Source information:
==================================================
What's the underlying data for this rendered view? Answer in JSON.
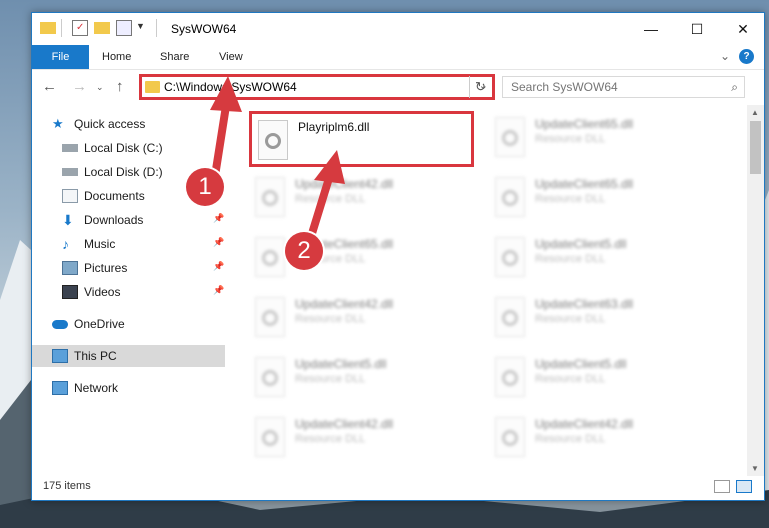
{
  "window": {
    "title": "SysWOW64",
    "controls": {
      "minimize": "—",
      "maximize": "☐",
      "close": "✕"
    }
  },
  "ribbon": {
    "tabs": [
      "File",
      "Home",
      "Share",
      "View"
    ],
    "expand_icon": "chevron-down-icon",
    "help_label": "?"
  },
  "navigation": {
    "address_path": "C:\\Windows\\SysWOW64",
    "search_placeholder": "Search SysWOW64"
  },
  "sidebar": {
    "items": [
      {
        "label": "Quick access",
        "icon": "star-icon"
      },
      {
        "label": "Local Disk (C:)",
        "icon": "drive-icon"
      },
      {
        "label": "Local Disk (D:)",
        "icon": "drive-icon"
      },
      {
        "label": "Documents",
        "icon": "documents-icon"
      },
      {
        "label": "Downloads",
        "icon": "download-icon"
      },
      {
        "label": "Music",
        "icon": "music-icon"
      },
      {
        "label": "Pictures",
        "icon": "pictures-icon"
      },
      {
        "label": "Videos",
        "icon": "videos-icon"
      },
      {
        "label": "OneDrive",
        "icon": "cloud-icon"
      },
      {
        "label": "This PC",
        "icon": "computer-icon"
      },
      {
        "label": "Network",
        "icon": "network-icon"
      }
    ]
  },
  "files": [
    {
      "name": "Playriplm6.dll",
      "type": ""
    },
    {
      "name": "UpdateClient65.dll",
      "type": "Resource DLL"
    },
    {
      "name": "UpdateClient42.dll",
      "type": "Resource DLL"
    },
    {
      "name": "UpdateClient65.dll",
      "type": "Resource DLL"
    },
    {
      "name": "UpdateClient65.dll",
      "type": "Resource DLL"
    },
    {
      "name": "UpdateClient5.dll",
      "type": "Resource DLL"
    },
    {
      "name": "UpdateClient42.dll",
      "type": "Resource DLL"
    },
    {
      "name": "UpdateClient63.dll",
      "type": "Resource DLL"
    },
    {
      "name": "UpdateClient5.dll",
      "type": "Resource DLL"
    },
    {
      "name": "UpdateClient5.dll",
      "type": "Resource DLL"
    },
    {
      "name": "UpdateClient42.dll",
      "type": "Resource DLL"
    },
    {
      "name": "UpdateClient42.dll",
      "type": "Resource DLL"
    }
  ],
  "status": {
    "item_count": "175 items"
  },
  "annotations": {
    "step1": "1",
    "step2": "2"
  },
  "colors": {
    "accent": "#1979ca",
    "highlight": "#d9363e"
  }
}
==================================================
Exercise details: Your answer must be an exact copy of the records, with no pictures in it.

Completed task:
What's the underlying data for this rendered view? Answer in JSON.
{
  "window": {
    "title": "SysWOW64",
    "controls": {
      "minimize": "—",
      "maximize": "☐",
      "close": "✕"
    }
  },
  "ribbon": {
    "tabs": [
      "File",
      "Home",
      "Share",
      "View"
    ],
    "expand_icon": "chevron-down-icon",
    "help_label": "?"
  },
  "navigation": {
    "address_path": "C:\\Windows\\SysWOW64",
    "search_placeholder": "Search SysWOW64"
  },
  "sidebar": {
    "items": [
      {
        "label": "Quick access",
        "icon": "star-icon"
      },
      {
        "label": "Local Disk (C:)",
        "icon": "drive-icon"
      },
      {
        "label": "Local Disk (D:)",
        "icon": "drive-icon"
      },
      {
        "label": "Documents",
        "icon": "documents-icon"
      },
      {
        "label": "Downloads",
        "icon": "download-icon"
      },
      {
        "label": "Music",
        "icon": "music-icon"
      },
      {
        "label": "Pictures",
        "icon": "pictures-icon"
      },
      {
        "label": "Videos",
        "icon": "videos-icon"
      },
      {
        "label": "OneDrive",
        "icon": "cloud-icon"
      },
      {
        "label": "This PC",
        "icon": "computer-icon"
      },
      {
        "label": "Network",
        "icon": "network-icon"
      }
    ]
  },
  "files": [
    {
      "name": "Playriplm6.dll",
      "type": ""
    },
    {
      "name": "UpdateClient65.dll",
      "type": "Resource DLL"
    },
    {
      "name": "UpdateClient42.dll",
      "type": "Resource DLL"
    },
    {
      "name": "UpdateClient65.dll",
      "type": "Resource DLL"
    },
    {
      "name": "UpdateClient65.dll",
      "type": "Resource DLL"
    },
    {
      "name": "UpdateClient5.dll",
      "type": "Resource DLL"
    },
    {
      "name": "UpdateClient42.dll",
      "type": "Resource DLL"
    },
    {
      "name": "UpdateClient63.dll",
      "type": "Resource DLL"
    },
    {
      "name": "UpdateClient5.dll",
      "type": "Resource DLL"
    },
    {
      "name": "UpdateClient5.dll",
      "type": "Resource DLL"
    },
    {
      "name": "UpdateClient42.dll",
      "type": "Resource DLL"
    },
    {
      "name": "UpdateClient42.dll",
      "type": "Resource DLL"
    }
  ],
  "status": {
    "item_count": "175 items"
  },
  "annotations": {
    "step1": "1",
    "step2": "2"
  },
  "colors": {
    "accent": "#1979ca",
    "highlight": "#d9363e"
  }
}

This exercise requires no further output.